> _WHAT IS NEEDED_: Starting with the first line, output the data exactly, through to the last line.

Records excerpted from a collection
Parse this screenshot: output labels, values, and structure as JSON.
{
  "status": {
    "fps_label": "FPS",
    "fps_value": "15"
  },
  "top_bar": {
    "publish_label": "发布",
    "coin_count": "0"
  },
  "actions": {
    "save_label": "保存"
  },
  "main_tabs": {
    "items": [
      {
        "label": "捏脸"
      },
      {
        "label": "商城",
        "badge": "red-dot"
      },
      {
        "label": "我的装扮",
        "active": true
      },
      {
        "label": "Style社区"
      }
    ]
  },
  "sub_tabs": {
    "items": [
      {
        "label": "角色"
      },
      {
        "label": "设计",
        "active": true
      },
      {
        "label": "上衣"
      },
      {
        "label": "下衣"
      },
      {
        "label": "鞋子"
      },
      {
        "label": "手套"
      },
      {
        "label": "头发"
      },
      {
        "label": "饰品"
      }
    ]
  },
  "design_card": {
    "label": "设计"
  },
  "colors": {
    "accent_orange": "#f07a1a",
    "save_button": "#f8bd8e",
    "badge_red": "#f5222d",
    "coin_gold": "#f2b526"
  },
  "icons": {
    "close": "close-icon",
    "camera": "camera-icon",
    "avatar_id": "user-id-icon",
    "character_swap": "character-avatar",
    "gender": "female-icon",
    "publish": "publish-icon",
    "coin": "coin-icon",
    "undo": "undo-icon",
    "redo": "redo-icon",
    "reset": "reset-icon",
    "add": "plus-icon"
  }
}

> _EXERCISE OUTPUT_:
Parse this screenshot: output labels, values, and structure as JSON.
{
  "status": {
    "fps_label": "FPS",
    "fps_value": "15"
  },
  "top_bar": {
    "publish_label": "发布",
    "coin_count": "0"
  },
  "actions": {
    "save_label": "保存"
  },
  "main_tabs": {
    "items": [
      {
        "label": "捏脸"
      },
      {
        "label": "商城",
        "badge": "red-dot"
      },
      {
        "label": "我的装扮",
        "active": true
      },
      {
        "label": "Style社区"
      }
    ]
  },
  "sub_tabs": {
    "items": [
      {
        "label": "角色"
      },
      {
        "label": "设计",
        "active": true
      },
      {
        "label": "上衣"
      },
      {
        "label": "下衣"
      },
      {
        "label": "鞋子"
      },
      {
        "label": "手套"
      },
      {
        "label": "头发"
      },
      {
        "label": "饰品"
      }
    ]
  },
  "design_card": {
    "label": "设计"
  },
  "colors": {
    "accent_orange": "#f07a1a",
    "save_button": "#f8bd8e",
    "badge_red": "#f5222d",
    "coin_gold": "#f2b526"
  },
  "icons": {
    "close": "close-icon",
    "camera": "camera-icon",
    "avatar_id": "user-id-icon",
    "character_swap": "character-avatar",
    "gender": "female-icon",
    "publish": "publish-icon",
    "coin": "coin-icon",
    "undo": "undo-icon",
    "redo": "redo-icon",
    "reset": "reset-icon",
    "add": "plus-icon"
  }
}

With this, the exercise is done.